In terms of control a drone in the perspective of dynamics, the control inputs should be thrust force and torques, or angular velocity velocity of each motor (as there is a constant linear matrix between those two).
@Jaeyoung-Lim, but we can not control the body torque, right? In the /mavros/setpoint_attitude, we can not control the body torque, but only the pose of the drone.
If you mean the /actuator_control, I am not sure what the attitude control set to that by the default mixer are body torques. As I read some of the attitude control.cpp, I do not think the output of the attitude control is the body torque.
This is why I calculate the angular velocity by myself and want to send it to the drone directly.
You can control the torque by /actuator_control topic. /mavros/setpoint_attitude and /actuator_control are two different topics. If you use the actuator_control you are not using the attitude controller
I am not up to date on the current status of mavros on this, but I have used this a few years ago and I could hover with it at least in SITL. As you have communication delay, it won’t fly as nicely as modifying the controller inside the flight controller.
@robin-ecn So you simply need to scale it to a reasonable amount. Why not just try it in SITL?

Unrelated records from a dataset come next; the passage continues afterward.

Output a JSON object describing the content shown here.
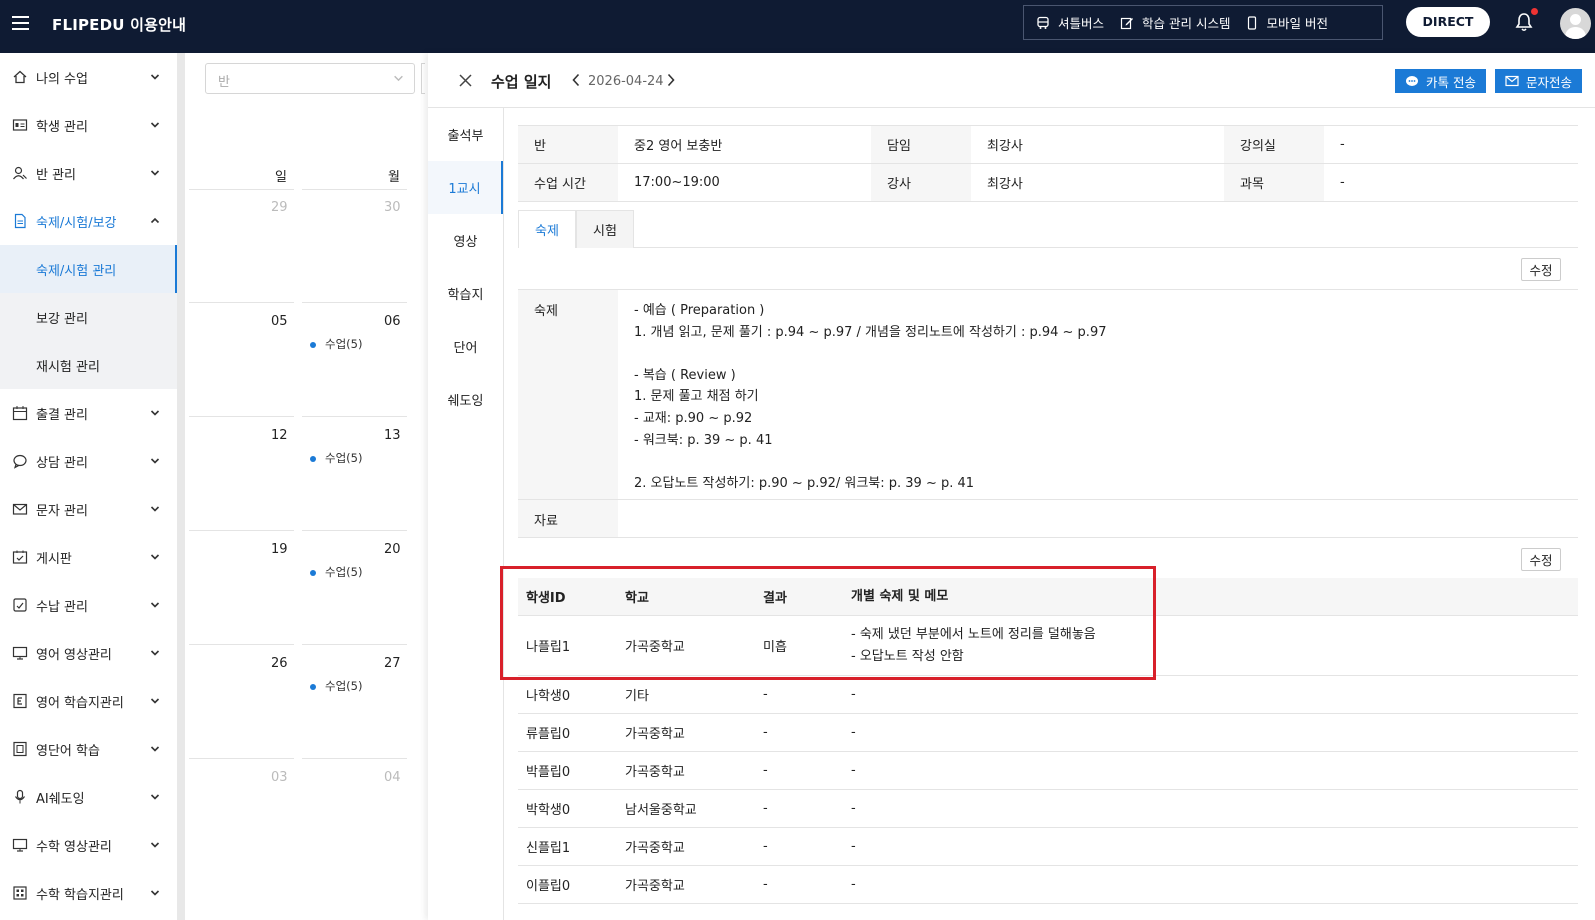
{
  "header": {
    "brand": "FLIPEDU 이용안내",
    "nav": [
      {
        "label": "셔틀버스",
        "icon": "bus-icon"
      },
      {
        "label": "학습 관리 시스템",
        "icon": "edit-icon"
      },
      {
        "label": "모바일 버전",
        "icon": "mobile-icon"
      }
    ],
    "direct_label": "DIRECT"
  },
  "sidebar": {
    "items": [
      {
        "label": "나의 수업",
        "icon": "home-icon"
      },
      {
        "label": "학생 관리",
        "icon": "id-card-icon"
      },
      {
        "label": "반 관리",
        "icon": "users-icon"
      },
      {
        "label": "숙제/시험/보강",
        "icon": "document-icon",
        "active": true,
        "sub": [
          {
            "label": "숙제/시험 관리",
            "active": true
          },
          {
            "label": "보강 관리"
          },
          {
            "label": "재시험 관리"
          }
        ]
      },
      {
        "label": "출결 관리",
        "icon": "calendar-icon"
      },
      {
        "label": "상담 관리",
        "icon": "chat-icon"
      },
      {
        "label": "문자 관리",
        "icon": "mail-icon"
      },
      {
        "label": "게시판",
        "icon": "board-icon"
      },
      {
        "label": "수납 관리",
        "icon": "payment-icon"
      },
      {
        "label": "영어 영상관리",
        "icon": "monitor-icon"
      },
      {
        "label": "영어 학습지관리",
        "icon": "sheet-icon"
      },
      {
        "label": "영단어 학습",
        "icon": "book-icon"
      },
      {
        "label": "AI쉐도잉",
        "icon": "mic-icon"
      },
      {
        "label": "수학 영상관리",
        "icon": "monitor-icon"
      },
      {
        "label": "수학 학습지관리",
        "icon": "grid-icon"
      }
    ]
  },
  "calendar": {
    "select_placeholder": "반",
    "days": [
      "일",
      "월"
    ],
    "weeks": [
      {
        "sun": "29",
        "mon": "30",
        "dim": true,
        "event": ""
      },
      {
        "sun": "05",
        "mon": "06",
        "event": "수업(5)"
      },
      {
        "sun": "12",
        "mon": "13",
        "event": "수업(5)"
      },
      {
        "sun": "19",
        "mon": "20",
        "event": "수업(5)"
      },
      {
        "sun": "26",
        "mon": "27",
        "event": "수업(5)"
      },
      {
        "sun": "03",
        "mon": "04",
        "dim": true,
        "event": ""
      }
    ]
  },
  "modal": {
    "title": "수업 일지",
    "date": "2026-04-24",
    "kakao_label": "카톡 전송",
    "sms_label": "문자전송",
    "left_tabs": [
      "출석부",
      "1교시",
      "영상",
      "학습지",
      "단어",
      "쉐도잉"
    ],
    "info": {
      "class_label": "반",
      "class_value": "중2 영어 보충반",
      "homeroom_label": "담임",
      "homeroom_value": "최강사",
      "room_label": "강의실",
      "room_value": "-",
      "time_label": "수업 시간",
      "time_value": "17:00~19:00",
      "teacher_label": "강사",
      "teacher_value": "최강사",
      "subject_label": "과목",
      "subject_value": "-"
    },
    "sub_tabs": [
      "숙제",
      "시험"
    ],
    "edit_label": "수정",
    "homework_label": "숙제",
    "homework_text": "- 예습 ( Preparation )\n1. 개념 읽고, 문제 풀기 : p.94 ~ p.97 / 개념을 정리노트에 작성하기 : p.94 ~ p.97\n\n- 복습 ( Review )\n1. 문제 풀고 채점 하기\n- 교재: p.90 ~ p.92\n- 워크북: p. 39 ~ p. 41\n\n2. 오답노트 작성하기: p.90 ~ p.92/ 워크북: p. 39 ~ p. 41",
    "material_label": "자료",
    "material_value": "",
    "student_columns": [
      "학생ID",
      "학교",
      "결과",
      "개별 숙제 및 메모"
    ],
    "students": [
      {
        "id": "나플립1",
        "school": "가곡중학교",
        "result": "미흡",
        "memo": "- 숙제 냈던 부분에서 노트에 정리를 덜해놓음\n- 오답노트 작성 안함"
      },
      {
        "id": "나학생0",
        "school": "기타",
        "result": "-",
        "memo": "-"
      },
      {
        "id": "류플립0",
        "school": "가곡중학교",
        "result": "-",
        "memo": "-"
      },
      {
        "id": "박플립0",
        "school": "가곡중학교",
        "result": "-",
        "memo": "-"
      },
      {
        "id": "박학생0",
        "school": "남서울중학교",
        "result": "-",
        "memo": "-"
      },
      {
        "id": "신플립1",
        "school": "가곡중학교",
        "result": "-",
        "memo": "-"
      },
      {
        "id": "이플립0",
        "school": "가곡중학교",
        "result": "-",
        "memo": "-"
      }
    ]
  },
  "colors": {
    "accent": "#1b7ad6",
    "topbar": "#0f1b33",
    "highlight": "#d8202a"
  }
}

I suspect that you are using ordinary ESCs which don’t have feedback. This means that you don’t know how much thrust the motors are going to generate exactly anyway. You can have a feel for example thrust, if the hover thrust is 0.5 your max thrust will be approximately double the weight of the vehicle.
Perhaps someone that is more familiar with the PX4 control scheme can correct me, but if you are running your own controller, you can calculate the forces and torques through PID or whatever other controller you may be using and then treat the mapping to the body as a different problem. This is what I do and I have had good success with this. You will have to define the mapping based on the geometry of your vehicle and the thrust curve of your particular motor/propeller combination.
I typically assume a linear thrust curve and just interpolate between 0 and my maximum measured static thrust. I’m guessing since this is your PhD work that you will want to be a little more precise with this. If I remember correctly, the thrust profile is approximately quadratic and you may or may not need to deal with dynamic thrust issues based on airspeed.
The goal of this is to take the forces and torques calculated in your controller and then map them to values between 0 and 1 (or -1 and 1 if you have reversible ESCs) for output to the actuators. Then you can just pass the outputs directly to your motors.
@Jonathan_Wittmer Thanks for your reply. So in your previous work, what you did was just map the required force and torques to the four values between 0 and 1? All the mapping for your force and torques are linear? Then you publish them to the /actuator_control?
Have your tried this in simulation or in experiment?
@robin-ecn Sorry for the delayed response. Yes that it what I did, I know that in reality, the relationship between force/torque and the ESC value is not linear (I think it is quadratic by the lift/drag equation), but a linear approximation worked pretty well. I use this on a real vehicle in practice and saw acceptable response. I’m assuming you will have some kind of PID or other controller? If so, the controller will take care of correcting for any errors from the linearization. If you want to be precise, you could measure the motor output as a function of input signal and use the data to create your output mapping.
I also used UAVCAN for all of my outputs and modified the driver to bypass the mixers, so you might have to do something a little different if you want to use the PWM outputs. I prefer having direct control over my output values, so I don’t bother with mixers or other intermediate steps.
If this is a quadcopter, check out this explanation of how to achieve rotation of a quad. If it is a different configuration or vehicle type, there are other mappings available. In principle, you can use any kind of mapping you want to get from torques to forces.
You will need to know what the angular momentum of your propellers is as a function of speed (or just use one value as a simplification) to get the torque on the vehicle when performing a yaw maneuver.
So to go a little bit further, you probably want to find the forces to achieve each element separately. This gives you 4 forces for each motor that you need to sum up using the principle of superposition.
F = F_thrust + F_pitch + F_roll + F_yaw
F_thrust is the force required to keep the vehicle in the air
F_pitch is from the torque required to pitch or correct pitch errors
F_roll is from the torque required to correct for roll errors
F_yaw is from the torque required to correct for yaw errors